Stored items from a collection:
########################################

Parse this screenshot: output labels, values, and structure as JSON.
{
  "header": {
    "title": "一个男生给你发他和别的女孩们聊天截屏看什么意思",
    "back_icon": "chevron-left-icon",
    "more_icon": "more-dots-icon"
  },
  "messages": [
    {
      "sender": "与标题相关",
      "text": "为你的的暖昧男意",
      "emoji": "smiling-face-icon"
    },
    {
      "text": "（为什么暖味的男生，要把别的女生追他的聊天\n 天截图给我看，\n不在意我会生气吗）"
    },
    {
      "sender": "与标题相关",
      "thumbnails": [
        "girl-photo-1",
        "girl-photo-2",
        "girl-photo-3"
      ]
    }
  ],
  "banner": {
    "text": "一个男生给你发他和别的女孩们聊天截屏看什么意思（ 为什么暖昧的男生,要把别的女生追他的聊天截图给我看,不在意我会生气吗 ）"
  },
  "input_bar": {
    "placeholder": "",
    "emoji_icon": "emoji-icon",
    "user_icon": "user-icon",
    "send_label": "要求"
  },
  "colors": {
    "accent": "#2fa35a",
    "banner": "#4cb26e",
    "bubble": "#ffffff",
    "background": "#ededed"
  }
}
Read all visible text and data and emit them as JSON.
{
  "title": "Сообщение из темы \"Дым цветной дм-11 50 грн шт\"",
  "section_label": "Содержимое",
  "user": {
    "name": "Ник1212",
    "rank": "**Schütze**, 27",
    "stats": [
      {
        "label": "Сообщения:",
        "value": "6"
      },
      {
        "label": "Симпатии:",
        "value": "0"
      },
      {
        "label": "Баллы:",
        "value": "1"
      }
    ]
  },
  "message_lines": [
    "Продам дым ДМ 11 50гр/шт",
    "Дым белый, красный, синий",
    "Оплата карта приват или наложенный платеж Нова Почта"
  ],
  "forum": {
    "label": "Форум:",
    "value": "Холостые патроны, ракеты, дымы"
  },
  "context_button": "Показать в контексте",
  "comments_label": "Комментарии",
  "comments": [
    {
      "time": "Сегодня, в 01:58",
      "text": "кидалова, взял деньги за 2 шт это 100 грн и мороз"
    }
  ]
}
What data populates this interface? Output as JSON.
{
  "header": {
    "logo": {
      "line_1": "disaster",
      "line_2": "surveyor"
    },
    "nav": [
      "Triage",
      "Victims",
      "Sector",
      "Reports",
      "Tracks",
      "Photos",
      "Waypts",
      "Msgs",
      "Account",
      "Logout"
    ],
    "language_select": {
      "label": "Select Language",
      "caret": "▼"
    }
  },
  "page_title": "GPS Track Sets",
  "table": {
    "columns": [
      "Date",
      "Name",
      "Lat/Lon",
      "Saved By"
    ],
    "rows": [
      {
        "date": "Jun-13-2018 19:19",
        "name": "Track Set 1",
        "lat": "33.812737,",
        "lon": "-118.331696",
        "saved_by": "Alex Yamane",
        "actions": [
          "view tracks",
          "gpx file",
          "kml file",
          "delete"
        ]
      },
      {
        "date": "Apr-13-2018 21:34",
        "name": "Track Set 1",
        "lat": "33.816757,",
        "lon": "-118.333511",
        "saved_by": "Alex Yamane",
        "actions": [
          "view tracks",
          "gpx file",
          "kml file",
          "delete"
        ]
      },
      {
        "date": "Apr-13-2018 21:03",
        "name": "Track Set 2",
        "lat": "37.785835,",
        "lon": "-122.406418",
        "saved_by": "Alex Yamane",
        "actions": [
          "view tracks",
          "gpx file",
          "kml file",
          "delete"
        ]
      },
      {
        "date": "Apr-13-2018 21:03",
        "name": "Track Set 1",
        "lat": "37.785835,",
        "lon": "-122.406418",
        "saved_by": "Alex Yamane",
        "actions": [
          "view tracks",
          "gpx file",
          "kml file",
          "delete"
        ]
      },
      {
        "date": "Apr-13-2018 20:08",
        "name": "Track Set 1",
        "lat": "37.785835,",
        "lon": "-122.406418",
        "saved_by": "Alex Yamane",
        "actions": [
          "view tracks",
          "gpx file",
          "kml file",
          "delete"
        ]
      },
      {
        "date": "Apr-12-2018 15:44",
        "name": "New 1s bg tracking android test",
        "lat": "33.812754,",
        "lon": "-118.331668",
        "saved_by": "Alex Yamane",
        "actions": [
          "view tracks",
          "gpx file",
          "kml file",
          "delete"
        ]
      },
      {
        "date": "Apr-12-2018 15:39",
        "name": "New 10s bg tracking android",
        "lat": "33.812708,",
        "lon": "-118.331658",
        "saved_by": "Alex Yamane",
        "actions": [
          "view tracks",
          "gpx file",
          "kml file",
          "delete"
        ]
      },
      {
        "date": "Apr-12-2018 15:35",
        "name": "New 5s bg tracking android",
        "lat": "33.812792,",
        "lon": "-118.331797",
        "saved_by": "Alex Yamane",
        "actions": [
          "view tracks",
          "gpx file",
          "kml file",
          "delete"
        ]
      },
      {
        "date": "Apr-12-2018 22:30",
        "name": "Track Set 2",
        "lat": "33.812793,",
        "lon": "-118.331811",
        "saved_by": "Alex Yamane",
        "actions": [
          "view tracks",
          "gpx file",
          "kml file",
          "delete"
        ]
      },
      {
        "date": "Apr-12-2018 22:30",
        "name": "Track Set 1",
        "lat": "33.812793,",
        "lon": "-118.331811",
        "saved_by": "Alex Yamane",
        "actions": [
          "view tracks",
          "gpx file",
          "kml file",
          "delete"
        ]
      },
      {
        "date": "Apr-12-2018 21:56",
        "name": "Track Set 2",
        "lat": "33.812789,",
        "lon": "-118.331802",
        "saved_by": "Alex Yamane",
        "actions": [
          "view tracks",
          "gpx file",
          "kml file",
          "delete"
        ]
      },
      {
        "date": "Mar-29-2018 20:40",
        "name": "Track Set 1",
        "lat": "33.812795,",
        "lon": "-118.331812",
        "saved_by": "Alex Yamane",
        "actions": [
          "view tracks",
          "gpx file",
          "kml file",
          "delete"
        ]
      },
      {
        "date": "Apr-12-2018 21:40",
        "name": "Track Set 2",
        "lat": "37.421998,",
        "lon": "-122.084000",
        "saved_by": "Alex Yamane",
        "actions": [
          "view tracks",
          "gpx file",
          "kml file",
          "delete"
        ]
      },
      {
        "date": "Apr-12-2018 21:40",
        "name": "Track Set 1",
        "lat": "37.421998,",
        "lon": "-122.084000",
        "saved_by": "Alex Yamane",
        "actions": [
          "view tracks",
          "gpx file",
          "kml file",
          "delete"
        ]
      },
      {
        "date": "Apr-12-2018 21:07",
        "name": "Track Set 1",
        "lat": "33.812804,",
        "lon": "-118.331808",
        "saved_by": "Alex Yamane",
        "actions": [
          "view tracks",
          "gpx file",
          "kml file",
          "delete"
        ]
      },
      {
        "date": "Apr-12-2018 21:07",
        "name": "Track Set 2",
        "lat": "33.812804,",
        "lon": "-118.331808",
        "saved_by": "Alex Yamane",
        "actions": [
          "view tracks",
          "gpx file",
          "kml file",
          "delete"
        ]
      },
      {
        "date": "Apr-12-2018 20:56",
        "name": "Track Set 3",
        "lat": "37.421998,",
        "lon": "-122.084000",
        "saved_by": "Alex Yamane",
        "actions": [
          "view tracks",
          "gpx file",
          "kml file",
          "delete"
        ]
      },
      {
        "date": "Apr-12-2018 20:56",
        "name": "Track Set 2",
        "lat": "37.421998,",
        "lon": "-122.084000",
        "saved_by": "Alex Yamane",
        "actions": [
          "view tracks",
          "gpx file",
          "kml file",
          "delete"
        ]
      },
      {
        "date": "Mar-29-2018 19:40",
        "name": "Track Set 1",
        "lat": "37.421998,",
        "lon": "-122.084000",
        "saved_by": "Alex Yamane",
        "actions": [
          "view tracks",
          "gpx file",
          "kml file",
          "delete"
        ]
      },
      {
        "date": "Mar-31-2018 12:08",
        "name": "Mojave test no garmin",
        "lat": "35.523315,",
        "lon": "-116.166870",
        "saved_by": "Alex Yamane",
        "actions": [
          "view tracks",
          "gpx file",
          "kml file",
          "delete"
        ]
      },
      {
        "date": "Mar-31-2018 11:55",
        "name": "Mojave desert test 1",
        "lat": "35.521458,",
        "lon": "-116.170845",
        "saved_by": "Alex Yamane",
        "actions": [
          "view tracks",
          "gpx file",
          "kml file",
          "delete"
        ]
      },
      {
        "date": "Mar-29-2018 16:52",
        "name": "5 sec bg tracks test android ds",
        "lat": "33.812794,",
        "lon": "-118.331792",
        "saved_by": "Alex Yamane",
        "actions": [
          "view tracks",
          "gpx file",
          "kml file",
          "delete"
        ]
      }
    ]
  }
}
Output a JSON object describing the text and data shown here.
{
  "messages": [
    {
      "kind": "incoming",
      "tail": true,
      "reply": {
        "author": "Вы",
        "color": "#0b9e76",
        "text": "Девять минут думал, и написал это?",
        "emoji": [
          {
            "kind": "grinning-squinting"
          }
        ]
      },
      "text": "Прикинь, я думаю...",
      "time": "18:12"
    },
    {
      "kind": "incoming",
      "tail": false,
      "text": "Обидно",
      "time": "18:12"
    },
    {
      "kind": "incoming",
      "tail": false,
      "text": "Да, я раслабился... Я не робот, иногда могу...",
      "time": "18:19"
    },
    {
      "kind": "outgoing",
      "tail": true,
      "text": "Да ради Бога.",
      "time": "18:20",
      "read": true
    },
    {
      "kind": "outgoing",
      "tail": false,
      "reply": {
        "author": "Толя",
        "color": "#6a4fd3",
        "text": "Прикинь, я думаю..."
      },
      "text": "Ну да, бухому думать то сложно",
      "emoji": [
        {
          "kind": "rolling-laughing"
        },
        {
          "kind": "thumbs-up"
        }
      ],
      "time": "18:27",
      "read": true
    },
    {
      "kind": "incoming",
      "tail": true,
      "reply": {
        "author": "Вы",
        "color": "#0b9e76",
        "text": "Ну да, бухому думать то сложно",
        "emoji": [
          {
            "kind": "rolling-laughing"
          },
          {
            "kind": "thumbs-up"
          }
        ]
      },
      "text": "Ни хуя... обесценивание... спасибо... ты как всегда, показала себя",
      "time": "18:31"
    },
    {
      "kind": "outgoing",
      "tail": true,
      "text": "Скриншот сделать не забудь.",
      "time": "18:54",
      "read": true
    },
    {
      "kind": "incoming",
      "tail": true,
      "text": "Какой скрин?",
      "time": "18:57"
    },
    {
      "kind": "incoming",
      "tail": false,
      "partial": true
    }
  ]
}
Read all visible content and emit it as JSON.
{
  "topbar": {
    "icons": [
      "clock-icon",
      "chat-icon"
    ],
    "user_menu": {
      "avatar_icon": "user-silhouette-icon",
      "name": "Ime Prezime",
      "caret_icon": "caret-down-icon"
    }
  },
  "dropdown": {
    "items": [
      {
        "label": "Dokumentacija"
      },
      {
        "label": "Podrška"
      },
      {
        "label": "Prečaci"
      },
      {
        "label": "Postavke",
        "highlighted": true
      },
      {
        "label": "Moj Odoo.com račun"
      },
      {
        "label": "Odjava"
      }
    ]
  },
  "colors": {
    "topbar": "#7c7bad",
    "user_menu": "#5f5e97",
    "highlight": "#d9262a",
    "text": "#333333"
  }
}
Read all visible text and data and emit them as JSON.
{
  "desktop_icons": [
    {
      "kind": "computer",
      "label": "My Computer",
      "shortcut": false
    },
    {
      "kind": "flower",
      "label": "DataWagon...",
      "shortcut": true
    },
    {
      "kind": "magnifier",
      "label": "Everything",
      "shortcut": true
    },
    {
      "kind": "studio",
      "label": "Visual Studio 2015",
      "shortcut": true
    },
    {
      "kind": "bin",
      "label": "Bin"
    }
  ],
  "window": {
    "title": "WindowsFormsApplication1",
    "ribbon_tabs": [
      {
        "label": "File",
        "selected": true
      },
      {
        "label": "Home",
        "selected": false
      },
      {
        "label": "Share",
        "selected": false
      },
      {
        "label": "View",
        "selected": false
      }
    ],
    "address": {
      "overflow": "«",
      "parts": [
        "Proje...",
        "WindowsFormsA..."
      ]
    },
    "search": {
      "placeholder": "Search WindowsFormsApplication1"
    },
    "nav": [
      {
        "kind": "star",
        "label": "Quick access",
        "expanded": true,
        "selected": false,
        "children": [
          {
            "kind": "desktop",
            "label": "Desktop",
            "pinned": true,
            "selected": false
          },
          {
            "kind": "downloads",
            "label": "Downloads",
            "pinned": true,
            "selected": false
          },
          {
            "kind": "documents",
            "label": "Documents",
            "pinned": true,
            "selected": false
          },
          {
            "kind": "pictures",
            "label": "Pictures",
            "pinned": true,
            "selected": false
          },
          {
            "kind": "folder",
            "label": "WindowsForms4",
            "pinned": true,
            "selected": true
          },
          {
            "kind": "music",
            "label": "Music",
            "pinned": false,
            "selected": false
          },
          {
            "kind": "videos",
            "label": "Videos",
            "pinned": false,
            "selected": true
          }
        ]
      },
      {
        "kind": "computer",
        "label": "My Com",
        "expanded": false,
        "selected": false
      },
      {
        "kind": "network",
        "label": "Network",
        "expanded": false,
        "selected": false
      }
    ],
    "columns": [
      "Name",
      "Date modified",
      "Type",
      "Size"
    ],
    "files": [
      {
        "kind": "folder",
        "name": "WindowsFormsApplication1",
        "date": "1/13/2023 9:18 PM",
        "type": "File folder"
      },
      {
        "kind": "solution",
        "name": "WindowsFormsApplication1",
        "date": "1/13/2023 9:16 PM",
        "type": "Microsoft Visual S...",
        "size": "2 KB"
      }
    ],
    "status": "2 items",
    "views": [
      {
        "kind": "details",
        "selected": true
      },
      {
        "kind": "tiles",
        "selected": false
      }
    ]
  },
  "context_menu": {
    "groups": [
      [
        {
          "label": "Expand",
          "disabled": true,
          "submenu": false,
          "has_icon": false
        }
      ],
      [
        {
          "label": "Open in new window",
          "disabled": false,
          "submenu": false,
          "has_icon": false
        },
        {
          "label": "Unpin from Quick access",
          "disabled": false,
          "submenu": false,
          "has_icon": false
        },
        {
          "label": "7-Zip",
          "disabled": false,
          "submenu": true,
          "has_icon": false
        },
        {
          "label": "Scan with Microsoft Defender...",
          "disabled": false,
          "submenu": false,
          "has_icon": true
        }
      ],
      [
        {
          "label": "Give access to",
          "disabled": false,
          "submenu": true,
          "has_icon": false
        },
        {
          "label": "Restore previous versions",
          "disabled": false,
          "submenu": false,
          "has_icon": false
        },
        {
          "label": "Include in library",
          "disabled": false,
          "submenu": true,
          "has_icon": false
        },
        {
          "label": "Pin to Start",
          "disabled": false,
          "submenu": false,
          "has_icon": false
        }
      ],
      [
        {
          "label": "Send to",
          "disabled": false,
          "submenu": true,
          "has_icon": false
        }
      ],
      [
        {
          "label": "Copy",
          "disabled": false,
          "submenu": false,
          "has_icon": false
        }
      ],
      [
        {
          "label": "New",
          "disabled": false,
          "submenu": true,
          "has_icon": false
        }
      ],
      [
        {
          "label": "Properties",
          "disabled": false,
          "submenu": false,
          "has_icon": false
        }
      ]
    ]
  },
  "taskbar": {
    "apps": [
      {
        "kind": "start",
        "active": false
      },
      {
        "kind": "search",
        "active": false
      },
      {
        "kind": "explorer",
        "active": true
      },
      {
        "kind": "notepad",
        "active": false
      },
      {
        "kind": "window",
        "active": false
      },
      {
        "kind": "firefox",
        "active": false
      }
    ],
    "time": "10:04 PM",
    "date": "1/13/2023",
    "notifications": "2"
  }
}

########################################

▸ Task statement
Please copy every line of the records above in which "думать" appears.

▸ Solution for this problem
      "text": "Ну да, бухому думать то сложно",
        "text": "Ну да, бухому думать то сложно",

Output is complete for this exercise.